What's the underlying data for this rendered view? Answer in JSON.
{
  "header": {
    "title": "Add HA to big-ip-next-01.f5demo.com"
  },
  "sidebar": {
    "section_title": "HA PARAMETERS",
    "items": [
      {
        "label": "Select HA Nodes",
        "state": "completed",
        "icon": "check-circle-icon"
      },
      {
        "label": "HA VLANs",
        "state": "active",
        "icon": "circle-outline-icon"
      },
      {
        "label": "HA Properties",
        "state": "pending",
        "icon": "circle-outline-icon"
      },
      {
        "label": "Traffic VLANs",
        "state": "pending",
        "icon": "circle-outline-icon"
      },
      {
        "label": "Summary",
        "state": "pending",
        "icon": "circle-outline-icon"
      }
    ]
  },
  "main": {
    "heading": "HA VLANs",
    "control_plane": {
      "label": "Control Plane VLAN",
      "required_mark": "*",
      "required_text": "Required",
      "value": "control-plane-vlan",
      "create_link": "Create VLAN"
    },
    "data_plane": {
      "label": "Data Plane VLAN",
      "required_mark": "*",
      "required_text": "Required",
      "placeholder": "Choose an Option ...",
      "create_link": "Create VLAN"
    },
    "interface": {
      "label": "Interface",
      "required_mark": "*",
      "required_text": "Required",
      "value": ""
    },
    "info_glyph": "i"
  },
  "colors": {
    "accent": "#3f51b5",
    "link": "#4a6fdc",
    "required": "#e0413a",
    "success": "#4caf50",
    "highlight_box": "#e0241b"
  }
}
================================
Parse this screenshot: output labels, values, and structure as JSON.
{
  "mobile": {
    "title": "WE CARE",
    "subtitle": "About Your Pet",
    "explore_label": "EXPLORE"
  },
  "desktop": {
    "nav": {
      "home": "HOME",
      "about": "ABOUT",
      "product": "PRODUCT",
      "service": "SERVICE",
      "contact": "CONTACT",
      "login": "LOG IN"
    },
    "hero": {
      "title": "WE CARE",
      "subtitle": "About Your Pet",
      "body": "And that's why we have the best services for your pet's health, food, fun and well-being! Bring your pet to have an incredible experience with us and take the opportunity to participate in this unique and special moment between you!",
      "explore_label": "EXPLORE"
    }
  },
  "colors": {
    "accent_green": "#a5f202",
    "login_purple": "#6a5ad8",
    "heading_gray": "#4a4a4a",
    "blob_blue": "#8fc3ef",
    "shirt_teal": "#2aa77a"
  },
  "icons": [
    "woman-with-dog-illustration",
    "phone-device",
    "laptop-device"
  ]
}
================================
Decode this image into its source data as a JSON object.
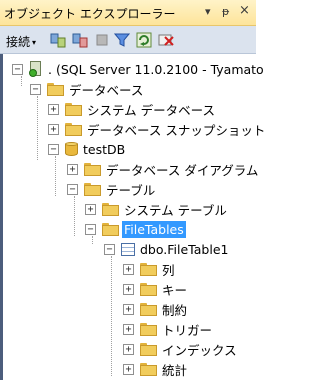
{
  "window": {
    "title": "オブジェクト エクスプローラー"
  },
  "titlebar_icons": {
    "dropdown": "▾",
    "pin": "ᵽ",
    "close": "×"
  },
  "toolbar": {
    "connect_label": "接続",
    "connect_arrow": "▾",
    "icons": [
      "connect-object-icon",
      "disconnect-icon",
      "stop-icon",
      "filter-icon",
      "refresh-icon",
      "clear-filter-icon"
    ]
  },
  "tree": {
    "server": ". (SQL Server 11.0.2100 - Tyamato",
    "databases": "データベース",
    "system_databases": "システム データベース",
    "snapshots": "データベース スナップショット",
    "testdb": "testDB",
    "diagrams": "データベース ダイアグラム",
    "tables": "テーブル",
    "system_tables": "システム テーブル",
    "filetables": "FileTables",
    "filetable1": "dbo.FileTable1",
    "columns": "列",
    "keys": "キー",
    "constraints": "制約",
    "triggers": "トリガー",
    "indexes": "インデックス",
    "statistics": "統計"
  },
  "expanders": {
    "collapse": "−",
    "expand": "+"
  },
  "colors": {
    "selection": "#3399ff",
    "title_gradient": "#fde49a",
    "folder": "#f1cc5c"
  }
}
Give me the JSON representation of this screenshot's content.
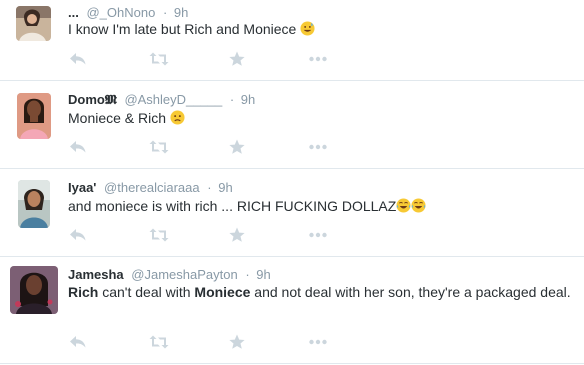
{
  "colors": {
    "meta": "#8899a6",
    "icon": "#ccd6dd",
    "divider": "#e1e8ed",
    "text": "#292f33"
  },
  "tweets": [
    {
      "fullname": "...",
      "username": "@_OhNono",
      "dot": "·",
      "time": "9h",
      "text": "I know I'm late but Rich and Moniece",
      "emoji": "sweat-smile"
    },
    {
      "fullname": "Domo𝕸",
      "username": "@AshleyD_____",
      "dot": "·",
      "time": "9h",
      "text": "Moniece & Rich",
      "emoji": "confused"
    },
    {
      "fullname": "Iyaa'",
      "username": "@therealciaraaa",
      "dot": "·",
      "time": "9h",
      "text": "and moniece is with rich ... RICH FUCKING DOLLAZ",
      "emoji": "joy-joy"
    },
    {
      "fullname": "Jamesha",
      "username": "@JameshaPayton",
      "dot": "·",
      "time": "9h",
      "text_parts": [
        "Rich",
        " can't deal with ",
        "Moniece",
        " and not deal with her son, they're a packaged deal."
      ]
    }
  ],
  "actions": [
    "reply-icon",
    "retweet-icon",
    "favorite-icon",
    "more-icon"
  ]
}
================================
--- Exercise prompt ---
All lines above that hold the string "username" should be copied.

--- Result of this exercise ---
      "username": "@_OhNono",
      "username": "@AshleyD_____",
      "username": "@therealciaraaa",
      "username": "@JameshaPayton",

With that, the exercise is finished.